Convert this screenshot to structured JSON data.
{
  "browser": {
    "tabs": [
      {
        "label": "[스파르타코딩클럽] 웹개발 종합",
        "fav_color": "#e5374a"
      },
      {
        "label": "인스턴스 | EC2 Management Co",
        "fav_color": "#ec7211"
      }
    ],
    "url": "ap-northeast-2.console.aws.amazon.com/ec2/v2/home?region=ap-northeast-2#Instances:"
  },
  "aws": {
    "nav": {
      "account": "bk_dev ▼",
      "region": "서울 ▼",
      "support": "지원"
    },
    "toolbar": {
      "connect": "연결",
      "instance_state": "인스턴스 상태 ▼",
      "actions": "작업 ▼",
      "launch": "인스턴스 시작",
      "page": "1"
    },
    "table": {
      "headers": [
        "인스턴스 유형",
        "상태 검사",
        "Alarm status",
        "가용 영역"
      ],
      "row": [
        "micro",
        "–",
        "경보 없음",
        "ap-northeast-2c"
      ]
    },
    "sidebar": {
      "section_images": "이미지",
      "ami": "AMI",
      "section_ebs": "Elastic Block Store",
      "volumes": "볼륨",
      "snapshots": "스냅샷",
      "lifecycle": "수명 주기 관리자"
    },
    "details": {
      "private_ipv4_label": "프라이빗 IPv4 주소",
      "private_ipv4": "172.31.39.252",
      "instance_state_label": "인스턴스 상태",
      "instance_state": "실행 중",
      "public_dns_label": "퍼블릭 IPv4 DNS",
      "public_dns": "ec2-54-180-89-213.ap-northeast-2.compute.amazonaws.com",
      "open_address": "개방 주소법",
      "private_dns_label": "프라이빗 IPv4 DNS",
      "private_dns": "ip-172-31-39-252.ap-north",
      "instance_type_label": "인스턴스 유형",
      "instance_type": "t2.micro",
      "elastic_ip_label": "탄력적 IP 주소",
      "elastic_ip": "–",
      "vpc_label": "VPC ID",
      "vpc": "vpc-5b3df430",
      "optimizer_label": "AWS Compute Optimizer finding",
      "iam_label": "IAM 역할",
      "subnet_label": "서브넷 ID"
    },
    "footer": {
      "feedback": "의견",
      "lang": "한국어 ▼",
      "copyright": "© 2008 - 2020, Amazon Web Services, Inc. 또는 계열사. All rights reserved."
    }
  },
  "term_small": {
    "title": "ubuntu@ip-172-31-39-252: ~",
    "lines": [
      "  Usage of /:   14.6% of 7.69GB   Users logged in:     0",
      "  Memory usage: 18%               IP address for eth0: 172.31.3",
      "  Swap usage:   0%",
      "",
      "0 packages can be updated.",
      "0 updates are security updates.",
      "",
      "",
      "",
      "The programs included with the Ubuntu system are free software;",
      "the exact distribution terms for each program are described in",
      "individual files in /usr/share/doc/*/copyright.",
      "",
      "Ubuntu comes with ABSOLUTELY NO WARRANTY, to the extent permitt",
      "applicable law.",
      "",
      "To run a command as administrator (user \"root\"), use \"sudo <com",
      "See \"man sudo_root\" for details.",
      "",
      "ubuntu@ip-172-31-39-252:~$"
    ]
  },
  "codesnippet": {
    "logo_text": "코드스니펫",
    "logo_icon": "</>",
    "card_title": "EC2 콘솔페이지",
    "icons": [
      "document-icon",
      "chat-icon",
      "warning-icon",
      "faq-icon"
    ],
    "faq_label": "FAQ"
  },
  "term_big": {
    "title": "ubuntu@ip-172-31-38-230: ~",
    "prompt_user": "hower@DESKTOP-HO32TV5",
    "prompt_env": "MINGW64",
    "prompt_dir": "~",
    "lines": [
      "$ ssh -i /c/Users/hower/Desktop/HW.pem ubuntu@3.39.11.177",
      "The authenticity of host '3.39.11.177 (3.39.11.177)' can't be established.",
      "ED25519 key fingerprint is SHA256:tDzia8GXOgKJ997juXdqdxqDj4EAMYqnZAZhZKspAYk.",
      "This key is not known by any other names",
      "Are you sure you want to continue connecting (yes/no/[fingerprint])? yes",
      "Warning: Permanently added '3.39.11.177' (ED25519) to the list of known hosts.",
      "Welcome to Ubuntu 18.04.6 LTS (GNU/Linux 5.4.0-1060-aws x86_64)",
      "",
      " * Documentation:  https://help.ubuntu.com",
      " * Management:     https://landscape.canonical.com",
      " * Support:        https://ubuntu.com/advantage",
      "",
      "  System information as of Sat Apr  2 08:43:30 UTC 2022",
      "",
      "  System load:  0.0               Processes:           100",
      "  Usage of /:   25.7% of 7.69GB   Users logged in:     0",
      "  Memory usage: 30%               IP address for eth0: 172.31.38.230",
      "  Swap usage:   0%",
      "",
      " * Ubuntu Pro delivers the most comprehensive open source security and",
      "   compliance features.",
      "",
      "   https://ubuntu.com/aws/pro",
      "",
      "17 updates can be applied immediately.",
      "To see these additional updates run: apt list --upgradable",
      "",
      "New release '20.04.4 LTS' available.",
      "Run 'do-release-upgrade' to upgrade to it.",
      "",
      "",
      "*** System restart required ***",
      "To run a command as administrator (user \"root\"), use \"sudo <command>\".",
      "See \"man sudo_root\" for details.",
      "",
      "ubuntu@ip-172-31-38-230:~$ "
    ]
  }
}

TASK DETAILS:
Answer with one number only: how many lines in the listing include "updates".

REPLY TO THE TASK:
3